__WHAT TO DO__.
From the entries, filter out every line that lacks "this" and copy the rest.

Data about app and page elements
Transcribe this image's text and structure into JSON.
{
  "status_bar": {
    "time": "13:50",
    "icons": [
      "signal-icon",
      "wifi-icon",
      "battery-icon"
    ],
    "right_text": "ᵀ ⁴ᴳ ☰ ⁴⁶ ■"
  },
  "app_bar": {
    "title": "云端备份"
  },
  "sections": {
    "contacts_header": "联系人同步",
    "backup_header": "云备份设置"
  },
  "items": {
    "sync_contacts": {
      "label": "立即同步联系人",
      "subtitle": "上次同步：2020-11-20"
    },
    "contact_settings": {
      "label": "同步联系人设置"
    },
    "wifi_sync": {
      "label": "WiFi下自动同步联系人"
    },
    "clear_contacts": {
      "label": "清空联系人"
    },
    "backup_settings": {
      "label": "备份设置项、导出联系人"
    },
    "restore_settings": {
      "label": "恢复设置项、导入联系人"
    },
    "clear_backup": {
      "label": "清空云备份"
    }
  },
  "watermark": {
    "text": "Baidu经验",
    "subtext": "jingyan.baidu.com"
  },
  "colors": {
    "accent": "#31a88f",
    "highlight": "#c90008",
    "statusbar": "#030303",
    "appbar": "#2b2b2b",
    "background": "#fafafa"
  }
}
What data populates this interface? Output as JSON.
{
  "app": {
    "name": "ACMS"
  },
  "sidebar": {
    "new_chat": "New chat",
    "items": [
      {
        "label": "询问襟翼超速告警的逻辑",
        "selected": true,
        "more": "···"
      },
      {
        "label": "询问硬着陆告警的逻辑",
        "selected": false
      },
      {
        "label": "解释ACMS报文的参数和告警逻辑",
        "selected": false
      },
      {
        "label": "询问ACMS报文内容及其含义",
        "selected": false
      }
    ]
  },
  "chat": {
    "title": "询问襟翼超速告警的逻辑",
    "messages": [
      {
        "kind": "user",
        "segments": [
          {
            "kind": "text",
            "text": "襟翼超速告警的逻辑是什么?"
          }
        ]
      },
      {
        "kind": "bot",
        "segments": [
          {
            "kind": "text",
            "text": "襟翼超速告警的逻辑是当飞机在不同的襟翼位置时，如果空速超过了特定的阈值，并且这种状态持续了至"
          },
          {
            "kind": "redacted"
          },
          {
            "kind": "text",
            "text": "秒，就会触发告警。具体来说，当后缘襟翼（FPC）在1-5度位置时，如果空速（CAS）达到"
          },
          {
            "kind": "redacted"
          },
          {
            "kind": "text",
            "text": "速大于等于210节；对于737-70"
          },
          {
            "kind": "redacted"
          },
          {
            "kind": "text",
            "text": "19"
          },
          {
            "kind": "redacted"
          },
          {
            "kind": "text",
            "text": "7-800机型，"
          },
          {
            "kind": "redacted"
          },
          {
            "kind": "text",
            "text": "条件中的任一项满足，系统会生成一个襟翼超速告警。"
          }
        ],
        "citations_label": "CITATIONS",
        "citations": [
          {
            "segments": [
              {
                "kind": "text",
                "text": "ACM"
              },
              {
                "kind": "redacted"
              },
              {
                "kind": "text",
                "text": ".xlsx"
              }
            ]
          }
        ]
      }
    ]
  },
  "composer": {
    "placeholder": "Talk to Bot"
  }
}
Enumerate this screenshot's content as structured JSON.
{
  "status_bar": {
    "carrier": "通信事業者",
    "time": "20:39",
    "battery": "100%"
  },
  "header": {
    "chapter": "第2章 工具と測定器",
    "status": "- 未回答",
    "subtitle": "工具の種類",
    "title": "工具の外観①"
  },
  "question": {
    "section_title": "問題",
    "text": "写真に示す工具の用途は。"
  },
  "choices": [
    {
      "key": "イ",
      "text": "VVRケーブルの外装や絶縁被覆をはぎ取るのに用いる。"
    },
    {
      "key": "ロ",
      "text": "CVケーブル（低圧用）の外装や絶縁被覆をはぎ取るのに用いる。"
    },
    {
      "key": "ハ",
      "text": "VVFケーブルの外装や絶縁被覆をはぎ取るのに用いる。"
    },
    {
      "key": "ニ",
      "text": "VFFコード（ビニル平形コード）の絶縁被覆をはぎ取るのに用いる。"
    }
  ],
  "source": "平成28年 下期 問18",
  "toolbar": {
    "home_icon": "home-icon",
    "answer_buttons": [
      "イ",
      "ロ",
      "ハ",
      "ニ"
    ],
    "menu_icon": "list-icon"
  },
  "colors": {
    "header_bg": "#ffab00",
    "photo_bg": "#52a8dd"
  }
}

__SOLVED PROBLEM__.
Transcribe this image's text and structure into JSON.
What data populates this interface? Output as JSON.
Enumerate this screenshot's content as structured JSON.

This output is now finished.